*** Given records Section Begins ***

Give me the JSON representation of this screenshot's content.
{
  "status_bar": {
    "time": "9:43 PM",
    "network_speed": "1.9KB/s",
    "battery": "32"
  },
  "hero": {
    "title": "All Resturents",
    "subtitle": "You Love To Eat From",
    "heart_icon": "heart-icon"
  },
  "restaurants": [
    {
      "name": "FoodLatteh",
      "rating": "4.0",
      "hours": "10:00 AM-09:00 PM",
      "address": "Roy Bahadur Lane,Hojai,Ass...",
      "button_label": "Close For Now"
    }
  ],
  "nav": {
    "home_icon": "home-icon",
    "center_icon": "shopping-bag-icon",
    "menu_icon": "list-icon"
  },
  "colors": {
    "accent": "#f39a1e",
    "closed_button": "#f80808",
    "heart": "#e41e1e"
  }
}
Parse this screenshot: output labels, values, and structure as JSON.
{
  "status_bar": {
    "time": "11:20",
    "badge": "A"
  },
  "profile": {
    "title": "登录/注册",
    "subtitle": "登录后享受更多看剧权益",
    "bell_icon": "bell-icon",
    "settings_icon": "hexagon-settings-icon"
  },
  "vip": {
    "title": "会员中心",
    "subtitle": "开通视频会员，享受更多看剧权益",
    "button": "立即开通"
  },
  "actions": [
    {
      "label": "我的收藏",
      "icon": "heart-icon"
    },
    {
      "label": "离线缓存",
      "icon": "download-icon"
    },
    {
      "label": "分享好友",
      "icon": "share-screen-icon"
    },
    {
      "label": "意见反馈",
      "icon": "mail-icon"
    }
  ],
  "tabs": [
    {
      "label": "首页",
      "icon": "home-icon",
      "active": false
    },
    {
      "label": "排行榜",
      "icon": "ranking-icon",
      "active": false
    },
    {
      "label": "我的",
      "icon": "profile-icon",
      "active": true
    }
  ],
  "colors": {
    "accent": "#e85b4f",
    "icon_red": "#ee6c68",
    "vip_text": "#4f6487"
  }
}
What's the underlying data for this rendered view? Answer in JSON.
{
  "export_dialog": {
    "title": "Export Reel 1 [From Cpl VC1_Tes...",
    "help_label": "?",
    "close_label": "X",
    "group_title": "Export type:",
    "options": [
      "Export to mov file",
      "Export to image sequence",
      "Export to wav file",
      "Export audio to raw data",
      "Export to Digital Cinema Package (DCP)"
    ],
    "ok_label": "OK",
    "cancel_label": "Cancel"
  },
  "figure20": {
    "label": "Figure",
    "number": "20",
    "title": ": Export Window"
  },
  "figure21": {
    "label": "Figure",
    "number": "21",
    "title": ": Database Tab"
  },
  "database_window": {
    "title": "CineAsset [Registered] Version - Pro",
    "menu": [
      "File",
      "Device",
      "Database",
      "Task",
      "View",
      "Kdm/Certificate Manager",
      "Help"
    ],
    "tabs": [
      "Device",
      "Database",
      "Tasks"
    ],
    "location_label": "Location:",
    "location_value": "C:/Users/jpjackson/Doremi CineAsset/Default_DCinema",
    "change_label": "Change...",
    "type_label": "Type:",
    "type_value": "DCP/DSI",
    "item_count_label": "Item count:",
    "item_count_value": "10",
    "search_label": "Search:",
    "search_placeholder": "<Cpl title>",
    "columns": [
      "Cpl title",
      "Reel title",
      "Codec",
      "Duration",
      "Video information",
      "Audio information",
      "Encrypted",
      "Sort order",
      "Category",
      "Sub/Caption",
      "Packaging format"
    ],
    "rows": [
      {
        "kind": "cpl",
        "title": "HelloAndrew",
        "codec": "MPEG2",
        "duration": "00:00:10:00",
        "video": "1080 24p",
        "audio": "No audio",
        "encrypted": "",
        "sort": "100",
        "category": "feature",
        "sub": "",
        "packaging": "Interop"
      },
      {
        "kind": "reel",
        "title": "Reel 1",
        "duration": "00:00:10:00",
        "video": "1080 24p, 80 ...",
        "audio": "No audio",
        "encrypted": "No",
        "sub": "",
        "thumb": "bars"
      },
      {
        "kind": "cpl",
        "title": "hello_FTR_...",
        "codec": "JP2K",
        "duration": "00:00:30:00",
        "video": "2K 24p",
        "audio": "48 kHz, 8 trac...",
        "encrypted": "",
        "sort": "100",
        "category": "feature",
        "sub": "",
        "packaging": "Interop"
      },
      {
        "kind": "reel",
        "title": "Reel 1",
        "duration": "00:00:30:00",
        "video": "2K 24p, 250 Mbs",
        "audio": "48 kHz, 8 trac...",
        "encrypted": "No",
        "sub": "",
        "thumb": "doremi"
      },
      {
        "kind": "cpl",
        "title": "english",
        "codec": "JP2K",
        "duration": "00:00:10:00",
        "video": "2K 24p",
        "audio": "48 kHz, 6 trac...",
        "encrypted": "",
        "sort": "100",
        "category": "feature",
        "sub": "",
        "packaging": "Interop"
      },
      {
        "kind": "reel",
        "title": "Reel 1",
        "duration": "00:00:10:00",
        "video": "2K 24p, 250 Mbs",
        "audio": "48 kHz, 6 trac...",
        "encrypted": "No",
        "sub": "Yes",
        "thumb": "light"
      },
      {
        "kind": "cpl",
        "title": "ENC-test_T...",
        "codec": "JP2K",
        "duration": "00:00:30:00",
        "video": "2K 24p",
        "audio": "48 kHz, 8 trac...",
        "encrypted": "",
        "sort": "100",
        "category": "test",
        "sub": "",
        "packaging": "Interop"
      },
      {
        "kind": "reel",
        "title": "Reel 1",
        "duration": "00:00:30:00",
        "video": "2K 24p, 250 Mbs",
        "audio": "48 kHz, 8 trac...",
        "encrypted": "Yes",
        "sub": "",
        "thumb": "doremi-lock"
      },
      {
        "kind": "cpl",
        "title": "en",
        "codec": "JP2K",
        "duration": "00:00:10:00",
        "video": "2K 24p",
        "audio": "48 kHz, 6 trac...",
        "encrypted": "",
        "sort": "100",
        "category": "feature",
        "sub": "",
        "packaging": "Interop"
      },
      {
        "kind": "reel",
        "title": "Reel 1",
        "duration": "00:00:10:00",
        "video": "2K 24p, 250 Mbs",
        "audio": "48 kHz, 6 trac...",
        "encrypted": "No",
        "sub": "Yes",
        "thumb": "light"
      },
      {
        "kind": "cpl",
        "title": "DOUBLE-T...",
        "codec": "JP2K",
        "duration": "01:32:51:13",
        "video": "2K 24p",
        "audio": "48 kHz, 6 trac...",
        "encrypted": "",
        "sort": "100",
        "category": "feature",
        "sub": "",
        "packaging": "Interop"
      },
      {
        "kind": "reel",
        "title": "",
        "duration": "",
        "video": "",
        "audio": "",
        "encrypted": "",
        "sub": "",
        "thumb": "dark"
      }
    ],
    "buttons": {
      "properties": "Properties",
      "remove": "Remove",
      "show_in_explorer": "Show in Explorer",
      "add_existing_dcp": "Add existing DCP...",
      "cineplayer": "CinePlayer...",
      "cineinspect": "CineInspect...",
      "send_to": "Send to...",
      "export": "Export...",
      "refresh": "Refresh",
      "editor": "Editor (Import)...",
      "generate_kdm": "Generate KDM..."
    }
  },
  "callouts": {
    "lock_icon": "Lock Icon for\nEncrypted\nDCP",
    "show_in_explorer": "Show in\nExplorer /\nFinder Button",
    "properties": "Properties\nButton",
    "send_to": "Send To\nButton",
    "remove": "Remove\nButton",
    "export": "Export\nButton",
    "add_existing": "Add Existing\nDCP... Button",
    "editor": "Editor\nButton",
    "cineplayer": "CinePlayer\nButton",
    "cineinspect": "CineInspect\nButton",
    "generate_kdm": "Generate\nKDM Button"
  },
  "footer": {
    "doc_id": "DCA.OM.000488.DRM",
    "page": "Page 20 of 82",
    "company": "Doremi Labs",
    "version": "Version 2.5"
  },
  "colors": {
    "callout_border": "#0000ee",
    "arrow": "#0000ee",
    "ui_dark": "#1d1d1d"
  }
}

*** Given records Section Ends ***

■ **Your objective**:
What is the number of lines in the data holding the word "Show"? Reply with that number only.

■ **Your solution**:
2